2015, steel, nylon, neoprene, aluminum, 70'h x 260'w x 150'd
For the past three years, artist Jamie Hamilton has been engaged in an ambitious multi-disciplinary project of training himself in the art of funambulism while building Amor Fati, a large scale portable sculptural installation of trusses, wire ropes, and nets within which high-wire and other types of performances can occur. Because the artist integrates the roles of designer, fabricator and performer, boundaries of thought and action become porous. Like balancing on the wire, each move informs the next in a complex feedback process that supports subtle ongoing integration of form and concept. For instance, when the artist weaves his own safety net he is not only making formal decisions but taking on a position of total responsibility for his own well-being. The holistic ethos of the project engenders an aesthetic of efficiency, flexibility and grace visible in the structures and movement of Amor Fati. The ongoing self-investigation and transformation of the artist becomes a possibility for the audience both through imaginative identification and actual play on the structures. Built in modular form, with its highest towers reaching 70', Amor Fati is an adaptive, “living” structure such that each installation germinates new potential for the next. The first installation is in a rural meadow in the mountains east of Santa Fe N.M.. Afterwards, the goal is to find settings that offer new artistic challenges in relating to existing architecture/landscape and new possibilities for collaboration with institutions, artists, performers, and varied social groups.
There is a quote by Marcel Duchamp “America’s greatest works of art are her bridges and her plumbing.” I love looking at the power lines’ graceful arc as they run between pylons. I love standing among the bridges, their huge bolts and girders carrying the weight of trains and vehicles as they travel the city. They are not made for me like the sidewalks and buildings of downtown, or the parks and cafes scattered about. They are challenging unaccessible structures defying easy relation.

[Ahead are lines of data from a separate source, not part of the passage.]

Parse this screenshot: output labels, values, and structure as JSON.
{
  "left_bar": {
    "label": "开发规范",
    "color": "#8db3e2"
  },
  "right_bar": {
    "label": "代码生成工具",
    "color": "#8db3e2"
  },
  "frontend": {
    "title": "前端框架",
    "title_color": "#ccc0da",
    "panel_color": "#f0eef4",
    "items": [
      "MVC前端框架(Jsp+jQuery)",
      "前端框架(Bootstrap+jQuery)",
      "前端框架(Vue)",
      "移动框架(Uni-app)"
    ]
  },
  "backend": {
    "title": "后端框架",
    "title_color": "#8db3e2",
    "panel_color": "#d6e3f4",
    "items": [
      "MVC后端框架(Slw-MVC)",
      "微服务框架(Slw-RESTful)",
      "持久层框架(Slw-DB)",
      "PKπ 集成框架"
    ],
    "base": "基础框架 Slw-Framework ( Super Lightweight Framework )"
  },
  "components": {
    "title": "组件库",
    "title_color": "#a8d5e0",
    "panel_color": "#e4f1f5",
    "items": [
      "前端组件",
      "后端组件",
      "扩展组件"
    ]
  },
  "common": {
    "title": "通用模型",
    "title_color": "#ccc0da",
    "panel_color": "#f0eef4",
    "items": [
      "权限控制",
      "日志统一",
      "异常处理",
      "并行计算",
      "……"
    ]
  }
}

I feel them beckon. They are lonely in their utility, bored with their purpose. They want to be played upon, to give a stage to those who dare.